This psalm seems to refer back to the previous psalm, Psalm 47, which commented that “the shields of the earth belong to God; He is greatly exalted” (Psalm 47:9). Here we see that the real bulwark and shield of Jerusalem was not their mighty military strength, but rather the grace and power of God Himself. The psalm also suggests either multiple authors or a strong identification of the author with His people, speaking on behalf of the entire godly community in praise of God’s hesed (grace, lovingkindness) toward His people. We therefore see that grace is not only an aspect of God’s dealing with believers today after the sacrifice of Jesus Christ, but that it has always marked God’s relationship with His people. Additionally, the people of God here in Psalm 48 are called on to praise and be glad because of God’s judgment. The authority and rule of God is something that believers look forward to–while the enemies of God’s people quake and fear (Psalm 48:5-6) in the expectation of God’s wrath against them for their rebellion and disobedience.
There are additional elements of interest in this particular psalm. In a similar manner to the Apostle John in Revelation 21, the psalmist commands believers to take a record of the towers and palaces in Jerusalem to leave a record for generations to come of God’s great favor and blessings. Here in this last section of Psalm 48, as it winds to its close, we see a moving back from prophetic and spiritual visions to more physical comments about the need for honest and faithful recording of facts and history for future generations. Of course, simply because one faithfully records one’s experiences and one’s life and one’s time does not mean that later generations will believe such works, but at the very least one’s obligations toward future generations will be done in giving them a true and accurate record of that which we have seen and experienced as honest eyewitnesses as well as a faithful example of godly behavior for future generations to model. It is also worthy of a brief note that the last phrase of this psalm is under some dispute as to its meaning in the ancient texts.

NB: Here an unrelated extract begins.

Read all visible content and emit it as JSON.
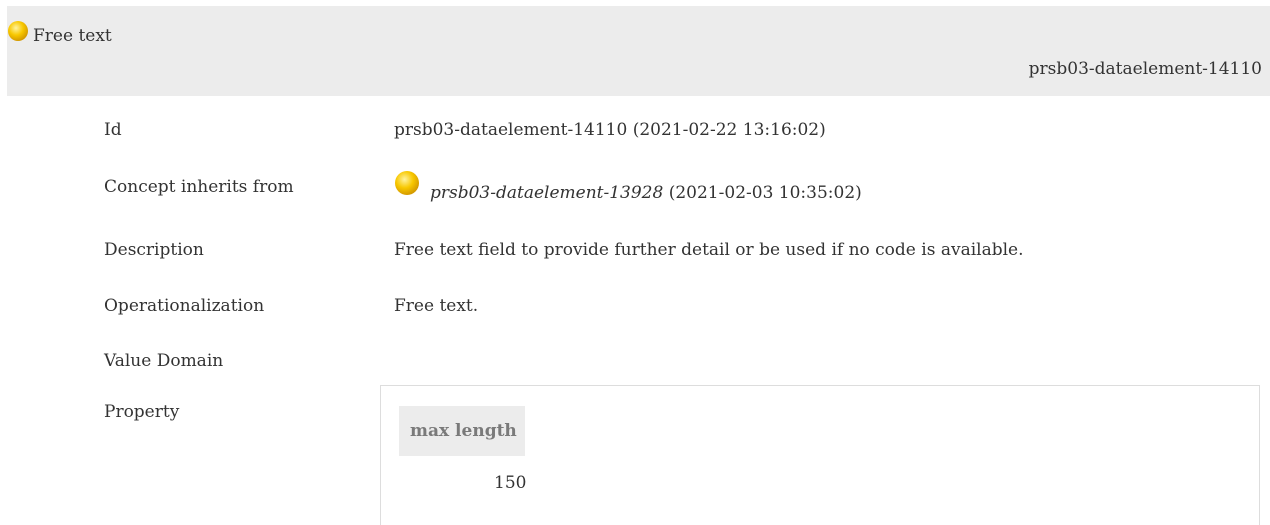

The Masoretic Text and the Syriac give the reading “He will be our guide even to death,” while the Septuagint and Vulgate read the last phrase as, “He will be our guide forever.” This suggests, given that the older and more reliable versions point to our mortality as human beings, that while we have an eternal destiny as part of the heavenly Jerusalem that is above, believers will die physical deaths but that God remains faithful to His eternal promises.
Psalm 48 is a remarkable psalm for a variety of reasons. Its popularity seems to result from its praise of Jerusalem, which is either taken as referring to ancient Israel and the strong love of Judaism for the well-being of Jerusalem or as a praise of God’s church in a more metaphorical use of Jerusalem. At any rate, the prophetic implications of Psalm 48 as referring to future events would seem to indicate that Psalm 48 should be of even more interest than it is, in providing a connection between the First Temple service of the Sons of Korah and the service of believers in the Jerusalem of the kingdom of Jesus Christ. Additionally, this poem is a moving tribute both to God’s promise to serve as a refuge and as a bulwark to protect His people as well as a testament to God’s grace and God’s judgments, showing that God is both merciful and just, a balanced presentation of both sides of God’s dealing with mankind. Let us therefore celebrate the skill of the Sons of Korah in creating such a concise statement of faith in God’s protection and lovingkindness, as well as such a thought provoking and worthwhile song in comparing this age with the age to come in ways that are far more worthwhile of exploration than this psalm often receives.